__Prompt__.
Scan the material below and count each line with the string "icon". Reply with the count alone.

__Dataset__.
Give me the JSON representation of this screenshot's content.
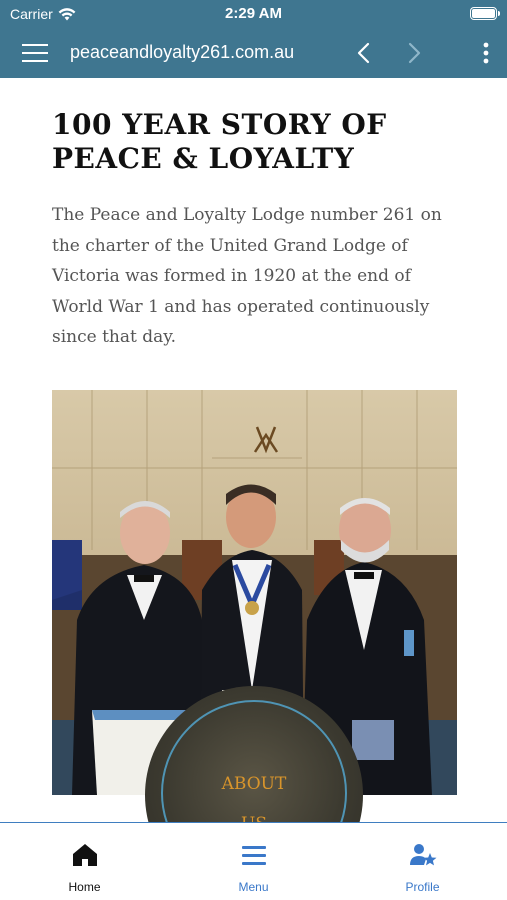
{
  "status_bar": {
    "carrier": "Carrier",
    "time": "2:29 AM"
  },
  "nav": {
    "url": "peaceandloyalty261.com.au"
  },
  "main": {
    "title_line1": "100 YEAR STORY OF",
    "title_line2": "PEACE & LOYALTY",
    "intro": "The Peace and Loyalty Lodge number 261 on the charter of the United Grand Lodge of Victoria was formed in 1920 at the end of World War 1 and has operated continuously since that day.",
    "about_line1": "ABOUT",
    "about_line2": "US"
  },
  "tabs": [
    {
      "label": "Home",
      "icon": "home-icon"
    },
    {
      "label": "Menu",
      "icon": "menu-icon"
    },
    {
      "label": "Profile",
      "icon": "profile-icon"
    }
  ],
  "colors": {
    "header": "#3f7690",
    "accent": "#3a78c9",
    "about_text": "#d9952b"
  }
}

__Written response__.
3